### Input ###
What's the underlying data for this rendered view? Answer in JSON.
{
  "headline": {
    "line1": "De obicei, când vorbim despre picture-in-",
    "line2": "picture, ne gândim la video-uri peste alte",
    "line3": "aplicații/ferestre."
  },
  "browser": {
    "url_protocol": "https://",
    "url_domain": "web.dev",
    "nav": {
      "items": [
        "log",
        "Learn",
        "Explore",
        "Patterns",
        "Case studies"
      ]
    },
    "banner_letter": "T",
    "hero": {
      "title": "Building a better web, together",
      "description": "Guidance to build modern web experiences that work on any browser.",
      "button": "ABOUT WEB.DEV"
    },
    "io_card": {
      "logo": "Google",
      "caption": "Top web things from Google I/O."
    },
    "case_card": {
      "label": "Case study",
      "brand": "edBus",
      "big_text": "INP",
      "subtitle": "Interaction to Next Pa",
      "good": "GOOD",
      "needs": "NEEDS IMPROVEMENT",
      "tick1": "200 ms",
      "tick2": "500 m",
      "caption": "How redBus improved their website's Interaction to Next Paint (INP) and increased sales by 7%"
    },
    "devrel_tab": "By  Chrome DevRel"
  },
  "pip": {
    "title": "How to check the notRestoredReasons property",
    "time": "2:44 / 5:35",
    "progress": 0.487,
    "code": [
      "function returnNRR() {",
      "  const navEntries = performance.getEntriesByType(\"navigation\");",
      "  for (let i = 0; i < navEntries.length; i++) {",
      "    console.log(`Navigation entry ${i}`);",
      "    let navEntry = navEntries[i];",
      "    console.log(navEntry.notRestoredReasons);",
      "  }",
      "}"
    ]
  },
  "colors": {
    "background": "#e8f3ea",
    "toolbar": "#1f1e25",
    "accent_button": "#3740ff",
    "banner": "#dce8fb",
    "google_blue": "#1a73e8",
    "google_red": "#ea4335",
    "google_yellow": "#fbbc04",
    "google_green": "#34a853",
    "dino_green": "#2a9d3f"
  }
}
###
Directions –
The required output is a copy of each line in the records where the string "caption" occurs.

Result below –
      "caption": "Top web things from Google I/O."
      "caption": "How redBus improved their website's Interaction to Next Paint (INP) and increased sales by 7%"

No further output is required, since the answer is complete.